Filter the listing below, copying every line in which the word "value" appears.

<<<<

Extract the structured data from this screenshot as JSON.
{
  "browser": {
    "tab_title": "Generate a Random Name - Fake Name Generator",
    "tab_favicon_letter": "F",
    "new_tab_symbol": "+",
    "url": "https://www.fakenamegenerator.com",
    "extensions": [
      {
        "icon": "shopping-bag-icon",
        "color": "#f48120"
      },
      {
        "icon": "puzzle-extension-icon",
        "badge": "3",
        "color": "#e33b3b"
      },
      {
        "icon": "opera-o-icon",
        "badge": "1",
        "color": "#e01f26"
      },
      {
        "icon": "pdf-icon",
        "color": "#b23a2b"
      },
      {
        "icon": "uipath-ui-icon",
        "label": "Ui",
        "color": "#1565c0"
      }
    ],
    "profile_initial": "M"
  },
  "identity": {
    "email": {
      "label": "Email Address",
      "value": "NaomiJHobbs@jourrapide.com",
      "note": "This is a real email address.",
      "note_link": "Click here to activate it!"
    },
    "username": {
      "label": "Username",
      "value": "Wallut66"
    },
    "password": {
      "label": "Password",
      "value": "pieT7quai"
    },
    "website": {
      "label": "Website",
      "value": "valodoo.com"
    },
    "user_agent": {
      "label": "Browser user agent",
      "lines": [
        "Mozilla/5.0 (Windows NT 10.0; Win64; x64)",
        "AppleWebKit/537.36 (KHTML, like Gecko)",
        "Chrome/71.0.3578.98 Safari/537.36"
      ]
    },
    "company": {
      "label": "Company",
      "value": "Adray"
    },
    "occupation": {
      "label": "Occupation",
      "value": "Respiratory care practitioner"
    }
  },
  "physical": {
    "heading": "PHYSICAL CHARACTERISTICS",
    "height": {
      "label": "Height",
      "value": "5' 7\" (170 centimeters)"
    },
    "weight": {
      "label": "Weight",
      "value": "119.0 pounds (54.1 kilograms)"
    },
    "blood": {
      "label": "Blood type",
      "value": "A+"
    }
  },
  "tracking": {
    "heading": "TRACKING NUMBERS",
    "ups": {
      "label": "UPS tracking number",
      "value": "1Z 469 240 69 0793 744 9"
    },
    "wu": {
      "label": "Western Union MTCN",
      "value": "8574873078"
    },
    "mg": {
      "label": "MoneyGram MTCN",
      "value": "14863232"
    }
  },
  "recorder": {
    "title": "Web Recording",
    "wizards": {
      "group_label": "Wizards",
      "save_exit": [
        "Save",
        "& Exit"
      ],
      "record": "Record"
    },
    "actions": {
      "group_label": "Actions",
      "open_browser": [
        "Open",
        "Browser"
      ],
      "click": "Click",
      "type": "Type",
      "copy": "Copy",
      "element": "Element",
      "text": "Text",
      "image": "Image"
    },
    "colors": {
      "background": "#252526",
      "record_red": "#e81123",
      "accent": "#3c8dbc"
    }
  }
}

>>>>

| Task response |
      "value": "NaomiJHobbs@jourrapide.com",
      "value": "Wallut66"
      "value": "pieT7quai"
      "value": "valodoo.com"
      "value": "Adray"
      "value": "Respiratory care practitioner"
      "value": "5' 7\" (170 centimeters)"
      "value": "119.0 pounds (54.1 kilograms)"
      "value": "A+"
      "value": "1Z 469 240 69 0793 744 9"
      "value": "8574873078"
      "value": "14863232"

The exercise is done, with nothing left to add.